▶ **RECORDS SUPPLIED**:
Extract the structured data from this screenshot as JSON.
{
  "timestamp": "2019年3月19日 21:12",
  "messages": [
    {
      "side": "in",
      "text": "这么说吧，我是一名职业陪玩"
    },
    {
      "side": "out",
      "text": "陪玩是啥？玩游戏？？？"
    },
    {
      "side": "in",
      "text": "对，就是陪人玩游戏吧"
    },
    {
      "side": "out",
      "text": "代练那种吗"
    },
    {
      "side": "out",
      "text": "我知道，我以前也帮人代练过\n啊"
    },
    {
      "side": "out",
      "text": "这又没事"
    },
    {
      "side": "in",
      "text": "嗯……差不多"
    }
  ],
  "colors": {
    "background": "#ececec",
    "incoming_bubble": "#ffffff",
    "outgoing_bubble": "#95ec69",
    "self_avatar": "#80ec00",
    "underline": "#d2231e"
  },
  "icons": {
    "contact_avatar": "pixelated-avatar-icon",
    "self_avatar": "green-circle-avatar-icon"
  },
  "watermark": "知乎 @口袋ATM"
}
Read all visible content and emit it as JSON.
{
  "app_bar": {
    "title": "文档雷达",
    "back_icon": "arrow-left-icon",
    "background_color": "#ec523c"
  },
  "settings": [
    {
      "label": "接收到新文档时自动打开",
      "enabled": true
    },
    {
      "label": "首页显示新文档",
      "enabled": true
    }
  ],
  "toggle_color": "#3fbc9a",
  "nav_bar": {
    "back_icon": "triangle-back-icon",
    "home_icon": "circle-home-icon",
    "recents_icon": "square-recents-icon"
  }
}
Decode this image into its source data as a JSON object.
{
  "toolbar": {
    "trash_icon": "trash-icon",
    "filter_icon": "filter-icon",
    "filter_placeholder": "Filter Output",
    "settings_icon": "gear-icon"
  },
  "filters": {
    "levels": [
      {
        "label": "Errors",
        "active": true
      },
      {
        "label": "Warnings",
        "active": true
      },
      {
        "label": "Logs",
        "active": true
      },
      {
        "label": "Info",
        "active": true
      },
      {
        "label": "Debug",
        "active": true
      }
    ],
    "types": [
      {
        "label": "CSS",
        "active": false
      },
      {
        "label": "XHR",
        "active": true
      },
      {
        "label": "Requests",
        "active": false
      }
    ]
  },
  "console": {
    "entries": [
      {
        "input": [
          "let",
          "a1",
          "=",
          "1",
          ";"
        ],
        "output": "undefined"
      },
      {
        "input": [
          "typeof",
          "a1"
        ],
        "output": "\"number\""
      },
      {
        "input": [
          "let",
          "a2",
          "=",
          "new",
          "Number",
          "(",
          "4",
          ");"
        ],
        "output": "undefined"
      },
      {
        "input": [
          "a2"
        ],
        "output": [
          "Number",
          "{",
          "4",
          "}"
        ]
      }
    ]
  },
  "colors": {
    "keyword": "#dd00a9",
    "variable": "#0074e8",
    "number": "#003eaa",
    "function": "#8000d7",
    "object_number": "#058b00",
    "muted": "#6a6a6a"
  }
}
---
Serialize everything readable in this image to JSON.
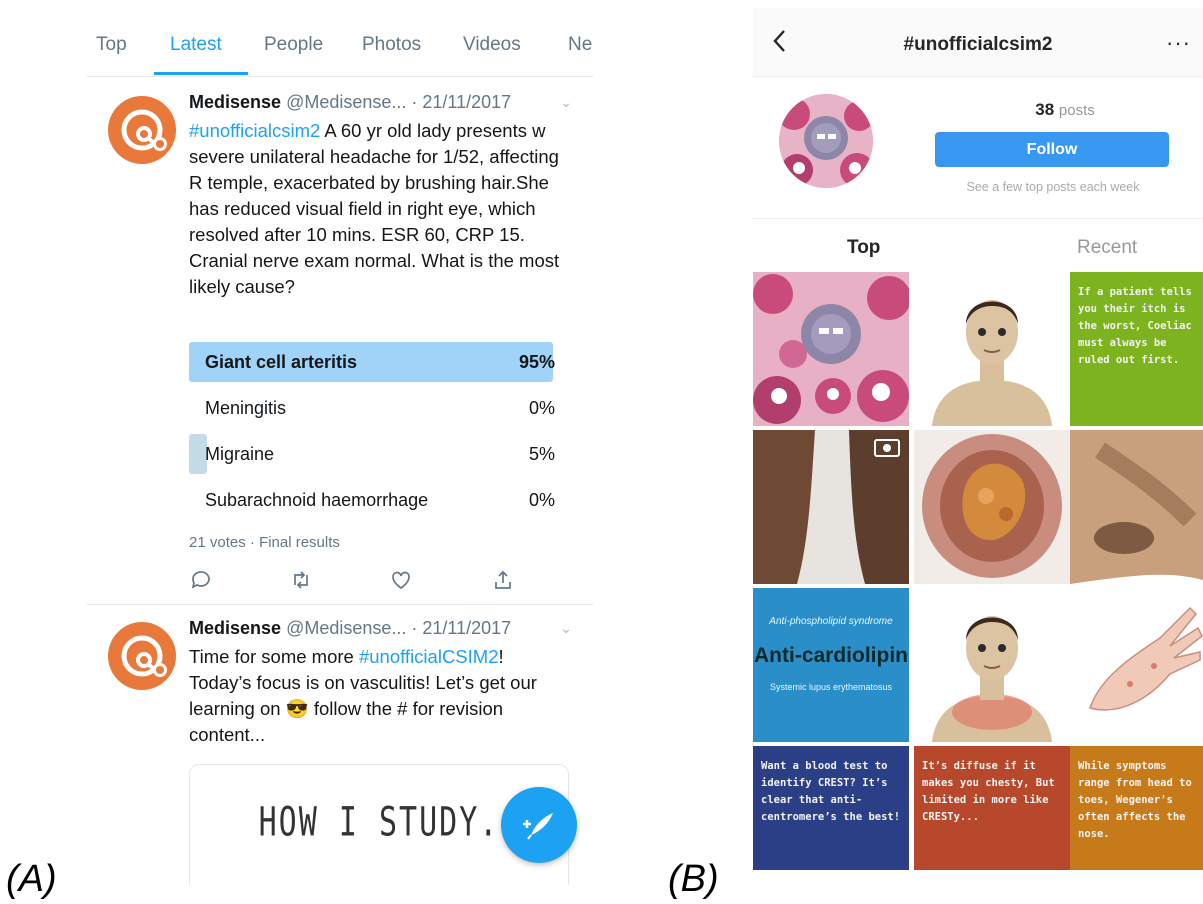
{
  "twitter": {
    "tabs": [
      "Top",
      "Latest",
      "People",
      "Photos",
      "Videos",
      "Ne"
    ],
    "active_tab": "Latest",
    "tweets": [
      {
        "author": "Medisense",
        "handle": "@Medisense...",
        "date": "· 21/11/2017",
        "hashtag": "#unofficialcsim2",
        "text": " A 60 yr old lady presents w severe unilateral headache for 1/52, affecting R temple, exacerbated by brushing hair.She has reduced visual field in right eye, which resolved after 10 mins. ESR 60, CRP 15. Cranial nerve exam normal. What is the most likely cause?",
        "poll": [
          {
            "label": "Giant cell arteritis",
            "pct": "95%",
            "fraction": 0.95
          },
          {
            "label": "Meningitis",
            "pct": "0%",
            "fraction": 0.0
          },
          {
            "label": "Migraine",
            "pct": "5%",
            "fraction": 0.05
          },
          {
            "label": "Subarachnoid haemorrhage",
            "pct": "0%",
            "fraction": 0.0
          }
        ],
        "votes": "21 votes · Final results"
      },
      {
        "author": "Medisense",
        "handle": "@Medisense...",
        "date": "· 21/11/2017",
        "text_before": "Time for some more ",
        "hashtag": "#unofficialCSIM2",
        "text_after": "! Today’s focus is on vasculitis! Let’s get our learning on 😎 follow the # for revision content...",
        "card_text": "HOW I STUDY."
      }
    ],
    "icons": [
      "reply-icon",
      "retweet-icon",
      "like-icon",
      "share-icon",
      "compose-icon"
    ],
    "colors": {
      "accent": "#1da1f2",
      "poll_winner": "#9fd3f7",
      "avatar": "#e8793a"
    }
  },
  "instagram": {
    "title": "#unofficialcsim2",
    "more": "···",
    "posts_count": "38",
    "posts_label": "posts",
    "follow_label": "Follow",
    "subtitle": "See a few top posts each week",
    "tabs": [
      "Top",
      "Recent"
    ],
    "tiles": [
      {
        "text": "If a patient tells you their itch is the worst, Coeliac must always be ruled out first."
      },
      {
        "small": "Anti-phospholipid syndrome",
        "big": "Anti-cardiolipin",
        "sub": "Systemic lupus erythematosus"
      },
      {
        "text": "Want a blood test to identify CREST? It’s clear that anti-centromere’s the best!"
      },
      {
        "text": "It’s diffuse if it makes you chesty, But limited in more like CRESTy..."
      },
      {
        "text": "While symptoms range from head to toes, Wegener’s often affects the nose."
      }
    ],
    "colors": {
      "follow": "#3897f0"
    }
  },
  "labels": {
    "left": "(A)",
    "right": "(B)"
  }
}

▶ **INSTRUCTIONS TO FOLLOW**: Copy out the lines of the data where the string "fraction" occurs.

▶ **REPLY TO THE TASK**:
            "fraction": 0.95
            "fraction": 0.0
            "fraction": 0.05
            "fraction": 0.0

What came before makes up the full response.